My hand was ♠ —,  Q-10-7-3,  K-10-5-4, ♣ A-Q-7-6-5. I opened one club and raised my partner's one-heart response to three because of my ruffing values. We got to a slam, which could have been made, but wasn't. Afterwards, my partner felt that a simple raise would have been enough from me because of my lack of high cards.

Sporting Life, Jackson, Miss.

Whenever you have an unopposed sequence like this, with a hand having few high cards, you can be quite confident that your partner has a good hand. After all, the opponents haven't bid spades, so they must be weak. If so, you may get into trouble by overstating your values with a jump raise. You will never miss game by starting low — in fact, once you do, you will get a chance to cooperate later with a clearer conscience.

What is the modern approach to jumps by responder in support of opener at his second turn – are they played as forcing or invitational?

Old School Tie, Joplin. Mo.

The simple answer is that almost everything that sounds nonforcing is! After an unopposed bidding sequence (one club – one heart – one spade) all jumps by responder, whether to three clubs, three hearts, or three spades, would be invitational, not forcing. Use the fourth suit (or New Minor) to set up a game force.

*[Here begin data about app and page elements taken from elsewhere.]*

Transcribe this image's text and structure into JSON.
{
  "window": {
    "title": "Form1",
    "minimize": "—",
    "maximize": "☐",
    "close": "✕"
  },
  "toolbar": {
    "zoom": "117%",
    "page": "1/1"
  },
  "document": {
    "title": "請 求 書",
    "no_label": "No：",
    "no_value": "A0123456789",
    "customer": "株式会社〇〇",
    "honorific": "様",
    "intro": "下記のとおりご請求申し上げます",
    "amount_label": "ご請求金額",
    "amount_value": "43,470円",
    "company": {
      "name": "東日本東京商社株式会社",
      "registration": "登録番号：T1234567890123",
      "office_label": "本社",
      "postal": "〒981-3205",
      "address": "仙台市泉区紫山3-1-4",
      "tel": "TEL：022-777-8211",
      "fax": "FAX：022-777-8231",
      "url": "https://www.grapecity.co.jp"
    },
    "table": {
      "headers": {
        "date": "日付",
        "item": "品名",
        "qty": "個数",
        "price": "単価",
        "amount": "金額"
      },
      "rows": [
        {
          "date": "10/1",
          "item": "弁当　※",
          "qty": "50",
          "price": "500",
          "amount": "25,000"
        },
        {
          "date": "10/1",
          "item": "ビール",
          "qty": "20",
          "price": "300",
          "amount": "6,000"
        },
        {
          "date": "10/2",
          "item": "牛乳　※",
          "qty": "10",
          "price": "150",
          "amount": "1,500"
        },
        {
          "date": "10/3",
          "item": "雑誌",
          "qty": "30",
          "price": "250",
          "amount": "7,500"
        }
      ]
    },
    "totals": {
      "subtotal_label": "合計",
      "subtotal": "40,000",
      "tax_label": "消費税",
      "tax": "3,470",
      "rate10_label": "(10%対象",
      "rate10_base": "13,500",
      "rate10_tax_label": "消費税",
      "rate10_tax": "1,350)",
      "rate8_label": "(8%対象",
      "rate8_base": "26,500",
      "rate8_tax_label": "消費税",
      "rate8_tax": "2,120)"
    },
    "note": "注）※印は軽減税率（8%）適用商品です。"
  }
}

For details of Bobby Wolff’s autobiography, The Lone Wolff, contact If you would like to contact Bobby Wolff, please leave a comment at this blog. Reproduced with permission of United Feature Syndicate, Inc., Copyright 2013. If you are interested in reprinting The Aces on Bridge column, contact